Browser compartmentalization can help you escape the clutches of the data gathering machine.

In a story a part of The Privacy Divide series, Michael Grothaus explains why incognito browsing is not as private as we sometimes assume.

Just because you are using incognito mode, that doesn’t mean your ISP and sites like Google, Facebook, and Amazon can’t track your activity.

This is especially true if you’re logged into any of these sites in your browser, no matter if it’s before or after you’re in an incognito window–the companies can still see everything you do. And it’s the same for any other site you need to log in to. So remember that if you’re logged in to a website, no matter if you are using incognito mode, or even a VPN, the website’s owners can see exactly what you are doing.

In response, Grothaus suggests using different browsers for different purposes, something called browser compartmentalization.

The reason browser compartmentalization works is because web browsers are, for the most part, walled gardens.

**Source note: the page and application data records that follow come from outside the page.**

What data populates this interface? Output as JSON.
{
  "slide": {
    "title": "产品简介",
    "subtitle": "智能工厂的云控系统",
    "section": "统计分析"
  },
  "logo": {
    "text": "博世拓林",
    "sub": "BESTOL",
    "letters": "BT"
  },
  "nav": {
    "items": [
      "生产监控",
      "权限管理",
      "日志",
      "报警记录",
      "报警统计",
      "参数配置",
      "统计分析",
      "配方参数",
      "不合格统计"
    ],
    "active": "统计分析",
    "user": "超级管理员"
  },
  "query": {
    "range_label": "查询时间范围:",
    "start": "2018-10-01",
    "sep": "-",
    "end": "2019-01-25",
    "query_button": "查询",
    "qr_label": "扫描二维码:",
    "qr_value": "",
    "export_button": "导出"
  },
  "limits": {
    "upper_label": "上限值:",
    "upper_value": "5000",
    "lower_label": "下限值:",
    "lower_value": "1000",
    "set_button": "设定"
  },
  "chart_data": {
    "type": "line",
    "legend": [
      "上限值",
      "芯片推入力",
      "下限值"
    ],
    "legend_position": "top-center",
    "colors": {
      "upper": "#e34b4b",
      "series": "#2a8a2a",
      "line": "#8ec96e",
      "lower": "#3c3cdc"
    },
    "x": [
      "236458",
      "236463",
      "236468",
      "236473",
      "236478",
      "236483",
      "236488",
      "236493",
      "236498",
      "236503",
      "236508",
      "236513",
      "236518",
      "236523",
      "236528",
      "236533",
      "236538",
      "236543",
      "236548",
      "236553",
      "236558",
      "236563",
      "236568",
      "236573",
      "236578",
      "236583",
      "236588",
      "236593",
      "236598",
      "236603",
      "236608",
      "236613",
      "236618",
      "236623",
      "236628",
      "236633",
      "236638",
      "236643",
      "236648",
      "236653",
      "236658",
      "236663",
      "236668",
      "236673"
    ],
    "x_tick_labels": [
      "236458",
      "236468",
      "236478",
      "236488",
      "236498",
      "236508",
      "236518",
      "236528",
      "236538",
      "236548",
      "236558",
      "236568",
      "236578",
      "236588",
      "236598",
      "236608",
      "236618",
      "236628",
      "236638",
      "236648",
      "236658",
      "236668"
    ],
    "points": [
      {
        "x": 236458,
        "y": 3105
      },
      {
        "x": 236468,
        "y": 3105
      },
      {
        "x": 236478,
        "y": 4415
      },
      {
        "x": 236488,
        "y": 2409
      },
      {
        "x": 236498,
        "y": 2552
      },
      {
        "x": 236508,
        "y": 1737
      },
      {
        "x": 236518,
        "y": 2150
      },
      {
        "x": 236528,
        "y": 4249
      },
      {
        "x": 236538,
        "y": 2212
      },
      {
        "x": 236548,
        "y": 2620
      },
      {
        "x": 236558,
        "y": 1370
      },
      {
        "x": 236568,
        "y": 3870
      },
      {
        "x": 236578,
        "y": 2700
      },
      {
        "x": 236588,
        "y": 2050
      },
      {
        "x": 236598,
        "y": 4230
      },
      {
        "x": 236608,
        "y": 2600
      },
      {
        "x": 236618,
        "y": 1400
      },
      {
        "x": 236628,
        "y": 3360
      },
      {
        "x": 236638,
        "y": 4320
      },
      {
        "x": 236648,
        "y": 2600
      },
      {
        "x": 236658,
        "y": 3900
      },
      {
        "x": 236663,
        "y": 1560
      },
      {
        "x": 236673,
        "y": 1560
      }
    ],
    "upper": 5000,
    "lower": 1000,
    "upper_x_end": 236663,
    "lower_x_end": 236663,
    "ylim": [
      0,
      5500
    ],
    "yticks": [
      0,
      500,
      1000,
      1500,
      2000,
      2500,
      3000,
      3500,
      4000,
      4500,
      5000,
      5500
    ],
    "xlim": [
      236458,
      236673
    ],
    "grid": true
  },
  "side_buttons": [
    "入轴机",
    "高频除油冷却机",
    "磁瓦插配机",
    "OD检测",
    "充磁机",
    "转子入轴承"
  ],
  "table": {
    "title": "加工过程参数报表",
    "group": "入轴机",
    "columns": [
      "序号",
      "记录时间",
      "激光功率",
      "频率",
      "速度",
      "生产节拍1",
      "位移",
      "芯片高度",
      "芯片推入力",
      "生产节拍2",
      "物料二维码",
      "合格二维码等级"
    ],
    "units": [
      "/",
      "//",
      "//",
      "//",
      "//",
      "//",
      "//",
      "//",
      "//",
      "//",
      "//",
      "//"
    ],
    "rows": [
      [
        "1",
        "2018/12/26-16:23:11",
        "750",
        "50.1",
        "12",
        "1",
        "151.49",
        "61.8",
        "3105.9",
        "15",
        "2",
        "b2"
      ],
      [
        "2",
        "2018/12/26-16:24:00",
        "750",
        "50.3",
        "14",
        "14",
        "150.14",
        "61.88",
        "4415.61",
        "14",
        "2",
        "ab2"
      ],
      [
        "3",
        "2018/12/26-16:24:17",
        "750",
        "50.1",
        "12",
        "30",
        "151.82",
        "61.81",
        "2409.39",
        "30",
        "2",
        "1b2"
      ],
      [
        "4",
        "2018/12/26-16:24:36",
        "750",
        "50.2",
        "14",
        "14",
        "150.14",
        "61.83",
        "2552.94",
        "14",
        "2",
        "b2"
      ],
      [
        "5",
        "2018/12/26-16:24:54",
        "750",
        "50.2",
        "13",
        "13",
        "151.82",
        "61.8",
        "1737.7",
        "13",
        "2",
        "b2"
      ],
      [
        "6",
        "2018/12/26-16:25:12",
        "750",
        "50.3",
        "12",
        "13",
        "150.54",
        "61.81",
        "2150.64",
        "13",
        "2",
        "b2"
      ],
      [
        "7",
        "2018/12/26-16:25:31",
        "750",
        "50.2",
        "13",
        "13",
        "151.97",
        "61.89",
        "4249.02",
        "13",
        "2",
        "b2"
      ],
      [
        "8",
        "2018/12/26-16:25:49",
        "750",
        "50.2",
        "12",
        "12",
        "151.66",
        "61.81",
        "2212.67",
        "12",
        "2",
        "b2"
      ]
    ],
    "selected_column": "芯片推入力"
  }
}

They don’t share cookies between them, nor other identifiable items like browser history or bookmarks. Thus, when Google or Facebook places a cookie tracker on your “accounts” browser when you log in to their sites so they can track you around the web, this cookie they’ve put on your computer is only accessible through that browser, not any other browser on your computer.

This involves having one browser used for ‘accounts’ and another for ‘browsing’. In regards to browsing, I am reminded of Doug Belshaw’s guide to making a Chromebook more secure.

Liked Goodbye, EdgeHTML

Microsoft is officially giving up on an independent shared platform for the internet. By adopting Chromium, Microsoft hands over control of even more of online life to Google.
This may sound melodramatic, but it’s not. The “browser engines” — Chromium from Google and Gecko Quantum from Mozil…

I liked Colin Devroe’s response to this:

From one point-of-view this move by Microsoft might seem to make total sense. They spin this as “it will be easier for web developers to target one less browser engine”. However, this is exactly what web standards are supposed to afford – developers target the same set of standards and the browser engines, however many there are, target the same set of standards. In theory, having multiple engines shouldn’t make it too much more difficult for developers. In practice, however, it has. But most developers would agree that to avoid a monopoly in the browser market we’d take on the added complexity we’ve had for years. In fact, having multiple browser engines has made browsing on the web better since the competition has led to faster load times, less battery drain, and less computer memory usage … Beard’s call-to-action is to use Firefox. I think you should too. But I would simply say use anything but Chrome for a while just to swing the market in more directions.